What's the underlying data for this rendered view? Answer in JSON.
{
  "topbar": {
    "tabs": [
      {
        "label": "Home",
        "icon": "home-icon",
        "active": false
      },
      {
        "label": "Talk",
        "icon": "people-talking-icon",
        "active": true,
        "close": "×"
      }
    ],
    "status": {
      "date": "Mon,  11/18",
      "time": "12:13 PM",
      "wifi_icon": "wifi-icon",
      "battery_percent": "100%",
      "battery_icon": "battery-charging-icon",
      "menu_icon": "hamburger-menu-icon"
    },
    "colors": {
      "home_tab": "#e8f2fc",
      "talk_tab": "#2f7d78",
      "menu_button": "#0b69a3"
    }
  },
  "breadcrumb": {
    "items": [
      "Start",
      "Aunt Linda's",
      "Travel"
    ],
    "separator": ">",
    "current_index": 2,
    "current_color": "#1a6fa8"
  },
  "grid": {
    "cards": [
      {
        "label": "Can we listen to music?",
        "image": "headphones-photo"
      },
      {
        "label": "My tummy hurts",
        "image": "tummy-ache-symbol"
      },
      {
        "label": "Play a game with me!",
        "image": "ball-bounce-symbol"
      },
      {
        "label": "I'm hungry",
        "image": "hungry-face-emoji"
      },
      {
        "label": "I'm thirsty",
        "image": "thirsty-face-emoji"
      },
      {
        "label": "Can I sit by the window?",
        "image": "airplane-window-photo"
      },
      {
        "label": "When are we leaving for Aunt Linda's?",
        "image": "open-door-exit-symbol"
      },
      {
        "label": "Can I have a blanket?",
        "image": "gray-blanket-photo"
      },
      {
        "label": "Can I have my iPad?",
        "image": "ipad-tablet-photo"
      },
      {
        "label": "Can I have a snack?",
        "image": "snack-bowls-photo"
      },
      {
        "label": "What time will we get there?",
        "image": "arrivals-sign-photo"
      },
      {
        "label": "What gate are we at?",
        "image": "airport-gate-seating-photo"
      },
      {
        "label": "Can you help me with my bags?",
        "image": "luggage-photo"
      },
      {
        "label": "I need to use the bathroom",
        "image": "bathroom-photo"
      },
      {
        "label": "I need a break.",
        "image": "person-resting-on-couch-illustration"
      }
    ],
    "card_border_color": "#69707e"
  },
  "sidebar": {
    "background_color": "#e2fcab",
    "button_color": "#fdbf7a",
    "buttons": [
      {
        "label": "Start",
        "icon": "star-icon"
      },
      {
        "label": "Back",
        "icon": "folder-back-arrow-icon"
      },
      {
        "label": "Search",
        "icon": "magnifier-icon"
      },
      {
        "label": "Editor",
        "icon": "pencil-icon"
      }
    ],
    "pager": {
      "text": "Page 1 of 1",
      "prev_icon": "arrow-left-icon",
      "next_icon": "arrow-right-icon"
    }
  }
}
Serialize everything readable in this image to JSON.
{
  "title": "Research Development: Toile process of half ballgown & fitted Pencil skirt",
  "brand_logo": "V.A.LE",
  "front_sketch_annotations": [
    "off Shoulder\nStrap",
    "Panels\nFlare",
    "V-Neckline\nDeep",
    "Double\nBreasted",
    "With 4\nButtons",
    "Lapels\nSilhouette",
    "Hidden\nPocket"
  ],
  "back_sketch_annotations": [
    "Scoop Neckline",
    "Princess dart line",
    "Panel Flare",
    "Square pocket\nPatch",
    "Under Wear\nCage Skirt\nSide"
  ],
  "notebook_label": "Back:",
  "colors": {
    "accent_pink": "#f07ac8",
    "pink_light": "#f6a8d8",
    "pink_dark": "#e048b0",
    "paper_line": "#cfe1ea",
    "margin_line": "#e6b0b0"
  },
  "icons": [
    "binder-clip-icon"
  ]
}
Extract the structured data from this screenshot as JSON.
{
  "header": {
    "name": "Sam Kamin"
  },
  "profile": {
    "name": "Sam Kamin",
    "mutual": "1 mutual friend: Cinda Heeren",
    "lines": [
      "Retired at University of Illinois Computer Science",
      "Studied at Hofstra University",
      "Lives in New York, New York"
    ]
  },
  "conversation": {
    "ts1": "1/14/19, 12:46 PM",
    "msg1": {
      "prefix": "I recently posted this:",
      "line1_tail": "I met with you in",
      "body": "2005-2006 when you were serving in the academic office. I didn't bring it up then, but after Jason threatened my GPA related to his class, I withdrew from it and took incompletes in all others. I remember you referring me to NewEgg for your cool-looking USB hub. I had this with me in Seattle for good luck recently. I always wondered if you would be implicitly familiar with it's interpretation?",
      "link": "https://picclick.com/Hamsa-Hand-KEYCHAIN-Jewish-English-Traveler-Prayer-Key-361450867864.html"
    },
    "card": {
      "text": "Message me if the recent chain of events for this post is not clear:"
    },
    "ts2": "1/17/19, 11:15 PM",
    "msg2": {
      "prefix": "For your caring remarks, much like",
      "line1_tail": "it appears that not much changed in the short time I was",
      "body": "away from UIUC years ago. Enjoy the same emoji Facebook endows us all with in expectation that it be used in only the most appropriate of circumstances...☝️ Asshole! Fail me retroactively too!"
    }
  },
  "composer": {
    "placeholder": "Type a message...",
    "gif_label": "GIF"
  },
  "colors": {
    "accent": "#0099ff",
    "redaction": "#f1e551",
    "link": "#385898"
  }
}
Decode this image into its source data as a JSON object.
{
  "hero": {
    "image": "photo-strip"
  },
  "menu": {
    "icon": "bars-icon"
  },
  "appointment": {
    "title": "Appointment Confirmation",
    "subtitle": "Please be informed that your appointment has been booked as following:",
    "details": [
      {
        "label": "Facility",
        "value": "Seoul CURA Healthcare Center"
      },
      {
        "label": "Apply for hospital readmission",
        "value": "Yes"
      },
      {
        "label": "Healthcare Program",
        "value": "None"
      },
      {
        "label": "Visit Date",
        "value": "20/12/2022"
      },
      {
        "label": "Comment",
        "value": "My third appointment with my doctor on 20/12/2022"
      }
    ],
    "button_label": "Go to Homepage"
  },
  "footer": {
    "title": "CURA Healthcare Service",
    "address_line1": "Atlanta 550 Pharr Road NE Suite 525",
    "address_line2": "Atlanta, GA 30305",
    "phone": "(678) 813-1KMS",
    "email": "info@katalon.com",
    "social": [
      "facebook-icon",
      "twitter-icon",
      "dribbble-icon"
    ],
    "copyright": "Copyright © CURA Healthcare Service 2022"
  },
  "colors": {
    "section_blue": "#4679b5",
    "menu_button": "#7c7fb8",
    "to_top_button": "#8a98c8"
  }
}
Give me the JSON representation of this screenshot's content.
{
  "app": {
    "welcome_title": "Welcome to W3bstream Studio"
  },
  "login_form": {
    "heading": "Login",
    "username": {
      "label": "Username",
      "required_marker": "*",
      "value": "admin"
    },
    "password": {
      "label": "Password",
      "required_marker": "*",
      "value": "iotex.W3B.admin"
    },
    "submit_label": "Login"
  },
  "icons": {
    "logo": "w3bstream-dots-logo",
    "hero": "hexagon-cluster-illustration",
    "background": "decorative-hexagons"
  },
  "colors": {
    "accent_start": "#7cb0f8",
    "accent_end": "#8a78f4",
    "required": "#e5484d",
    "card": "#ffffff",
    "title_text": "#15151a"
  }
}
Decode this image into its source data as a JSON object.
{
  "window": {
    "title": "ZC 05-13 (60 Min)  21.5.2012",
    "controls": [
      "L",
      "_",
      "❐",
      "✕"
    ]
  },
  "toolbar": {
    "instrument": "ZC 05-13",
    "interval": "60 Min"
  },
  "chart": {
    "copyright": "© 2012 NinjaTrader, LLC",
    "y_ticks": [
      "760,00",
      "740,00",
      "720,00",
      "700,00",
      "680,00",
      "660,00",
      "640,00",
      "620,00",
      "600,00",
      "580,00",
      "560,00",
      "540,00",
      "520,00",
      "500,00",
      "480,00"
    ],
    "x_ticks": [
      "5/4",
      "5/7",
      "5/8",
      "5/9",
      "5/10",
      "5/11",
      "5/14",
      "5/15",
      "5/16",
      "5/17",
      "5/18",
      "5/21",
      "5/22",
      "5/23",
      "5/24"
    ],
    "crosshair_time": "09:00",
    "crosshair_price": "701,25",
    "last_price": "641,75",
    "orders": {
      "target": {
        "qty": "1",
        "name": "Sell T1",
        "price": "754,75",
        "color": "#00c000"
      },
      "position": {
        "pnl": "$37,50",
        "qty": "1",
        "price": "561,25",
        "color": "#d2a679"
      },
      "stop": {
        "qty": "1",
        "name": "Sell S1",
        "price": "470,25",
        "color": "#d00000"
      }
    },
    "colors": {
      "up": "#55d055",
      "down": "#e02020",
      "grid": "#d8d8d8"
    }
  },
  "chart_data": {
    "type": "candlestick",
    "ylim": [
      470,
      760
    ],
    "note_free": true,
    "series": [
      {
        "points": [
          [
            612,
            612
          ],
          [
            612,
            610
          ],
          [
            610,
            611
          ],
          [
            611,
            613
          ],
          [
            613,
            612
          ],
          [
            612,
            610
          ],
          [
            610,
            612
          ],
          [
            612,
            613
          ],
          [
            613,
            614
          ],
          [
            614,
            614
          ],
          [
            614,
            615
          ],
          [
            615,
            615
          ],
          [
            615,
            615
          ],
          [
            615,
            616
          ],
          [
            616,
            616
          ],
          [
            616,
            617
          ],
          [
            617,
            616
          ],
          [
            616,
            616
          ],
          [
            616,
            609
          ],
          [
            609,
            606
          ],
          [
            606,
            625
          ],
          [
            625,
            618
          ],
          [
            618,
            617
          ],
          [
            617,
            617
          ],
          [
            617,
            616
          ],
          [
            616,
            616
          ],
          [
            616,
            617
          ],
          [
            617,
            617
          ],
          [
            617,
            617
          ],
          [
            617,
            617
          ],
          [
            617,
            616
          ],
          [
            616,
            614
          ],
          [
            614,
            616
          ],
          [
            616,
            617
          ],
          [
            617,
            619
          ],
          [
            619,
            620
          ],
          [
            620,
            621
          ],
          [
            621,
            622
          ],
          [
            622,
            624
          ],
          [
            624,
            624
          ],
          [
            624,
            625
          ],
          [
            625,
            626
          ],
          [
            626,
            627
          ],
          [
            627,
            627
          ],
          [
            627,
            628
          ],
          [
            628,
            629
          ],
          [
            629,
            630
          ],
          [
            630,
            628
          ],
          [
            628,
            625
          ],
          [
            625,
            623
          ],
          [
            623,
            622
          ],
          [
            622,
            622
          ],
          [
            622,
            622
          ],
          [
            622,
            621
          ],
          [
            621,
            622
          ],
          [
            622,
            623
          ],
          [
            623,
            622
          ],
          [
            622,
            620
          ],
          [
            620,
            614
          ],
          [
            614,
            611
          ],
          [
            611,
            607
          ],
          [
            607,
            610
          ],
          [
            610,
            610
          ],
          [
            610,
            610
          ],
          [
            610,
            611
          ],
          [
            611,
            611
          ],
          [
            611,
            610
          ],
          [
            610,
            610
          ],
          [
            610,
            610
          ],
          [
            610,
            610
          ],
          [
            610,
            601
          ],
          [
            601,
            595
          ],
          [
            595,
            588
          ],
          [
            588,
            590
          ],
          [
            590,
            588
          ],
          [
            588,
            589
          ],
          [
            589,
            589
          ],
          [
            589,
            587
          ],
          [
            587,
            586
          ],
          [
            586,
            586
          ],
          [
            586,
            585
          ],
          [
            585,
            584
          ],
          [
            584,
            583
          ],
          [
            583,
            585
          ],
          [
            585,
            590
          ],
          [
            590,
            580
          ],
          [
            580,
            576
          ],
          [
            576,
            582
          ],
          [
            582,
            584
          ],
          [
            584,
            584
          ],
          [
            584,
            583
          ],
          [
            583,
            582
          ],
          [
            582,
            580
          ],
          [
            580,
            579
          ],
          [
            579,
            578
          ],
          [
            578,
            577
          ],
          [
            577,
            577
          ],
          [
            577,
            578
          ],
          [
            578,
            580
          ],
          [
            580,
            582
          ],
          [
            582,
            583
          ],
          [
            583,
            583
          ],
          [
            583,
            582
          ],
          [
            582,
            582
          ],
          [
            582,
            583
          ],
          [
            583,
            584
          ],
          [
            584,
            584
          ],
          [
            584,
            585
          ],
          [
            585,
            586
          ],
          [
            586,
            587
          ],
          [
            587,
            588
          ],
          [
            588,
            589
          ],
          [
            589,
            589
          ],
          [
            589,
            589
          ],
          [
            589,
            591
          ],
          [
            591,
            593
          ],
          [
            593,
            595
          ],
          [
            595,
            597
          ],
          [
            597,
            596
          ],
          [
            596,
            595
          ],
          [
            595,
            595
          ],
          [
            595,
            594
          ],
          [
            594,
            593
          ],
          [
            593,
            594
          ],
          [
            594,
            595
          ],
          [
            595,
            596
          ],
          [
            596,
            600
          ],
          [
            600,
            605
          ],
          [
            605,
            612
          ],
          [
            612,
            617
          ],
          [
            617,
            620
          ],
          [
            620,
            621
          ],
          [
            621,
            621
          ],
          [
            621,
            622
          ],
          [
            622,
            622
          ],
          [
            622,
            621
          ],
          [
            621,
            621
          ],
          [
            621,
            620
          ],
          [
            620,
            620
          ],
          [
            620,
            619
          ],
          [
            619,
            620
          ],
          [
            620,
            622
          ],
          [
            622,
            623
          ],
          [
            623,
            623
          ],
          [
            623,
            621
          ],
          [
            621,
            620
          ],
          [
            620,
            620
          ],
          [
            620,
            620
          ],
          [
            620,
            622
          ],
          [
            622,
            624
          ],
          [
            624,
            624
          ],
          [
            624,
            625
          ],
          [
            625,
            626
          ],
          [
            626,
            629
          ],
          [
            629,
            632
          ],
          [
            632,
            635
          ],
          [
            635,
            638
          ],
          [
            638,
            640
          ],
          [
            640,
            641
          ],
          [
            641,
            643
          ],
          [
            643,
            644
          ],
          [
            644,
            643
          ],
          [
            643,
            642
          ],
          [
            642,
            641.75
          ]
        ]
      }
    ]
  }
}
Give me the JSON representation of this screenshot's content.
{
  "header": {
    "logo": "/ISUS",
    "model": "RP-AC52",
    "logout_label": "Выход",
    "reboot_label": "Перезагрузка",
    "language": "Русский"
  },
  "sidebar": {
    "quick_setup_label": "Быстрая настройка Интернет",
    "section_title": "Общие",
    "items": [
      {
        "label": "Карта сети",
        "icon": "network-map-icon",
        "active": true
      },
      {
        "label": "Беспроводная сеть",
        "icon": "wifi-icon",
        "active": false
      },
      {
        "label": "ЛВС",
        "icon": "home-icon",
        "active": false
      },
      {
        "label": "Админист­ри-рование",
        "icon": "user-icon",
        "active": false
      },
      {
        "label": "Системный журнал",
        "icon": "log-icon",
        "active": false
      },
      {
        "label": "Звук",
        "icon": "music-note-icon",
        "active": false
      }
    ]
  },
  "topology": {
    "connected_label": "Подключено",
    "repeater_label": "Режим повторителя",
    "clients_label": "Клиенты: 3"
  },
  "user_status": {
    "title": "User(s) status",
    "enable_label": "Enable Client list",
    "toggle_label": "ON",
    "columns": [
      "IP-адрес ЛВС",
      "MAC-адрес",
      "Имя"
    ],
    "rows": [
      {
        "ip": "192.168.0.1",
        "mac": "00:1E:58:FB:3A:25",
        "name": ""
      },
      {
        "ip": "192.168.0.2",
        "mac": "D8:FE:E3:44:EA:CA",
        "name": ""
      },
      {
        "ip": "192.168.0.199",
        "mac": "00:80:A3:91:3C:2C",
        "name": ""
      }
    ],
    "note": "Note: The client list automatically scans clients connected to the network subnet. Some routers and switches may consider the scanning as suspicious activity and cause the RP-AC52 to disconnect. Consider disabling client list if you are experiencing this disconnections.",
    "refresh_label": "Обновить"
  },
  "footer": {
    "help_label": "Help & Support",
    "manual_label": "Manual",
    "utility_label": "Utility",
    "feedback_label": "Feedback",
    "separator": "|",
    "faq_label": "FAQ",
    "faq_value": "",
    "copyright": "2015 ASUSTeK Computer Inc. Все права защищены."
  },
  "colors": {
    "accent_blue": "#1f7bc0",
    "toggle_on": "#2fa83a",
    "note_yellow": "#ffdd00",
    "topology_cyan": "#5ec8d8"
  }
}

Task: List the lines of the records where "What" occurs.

Result:
What's the underlying data for this rendered view? Answer in JSON.
        "label": "What time will we get there?",
        "label": "What gate are we at?",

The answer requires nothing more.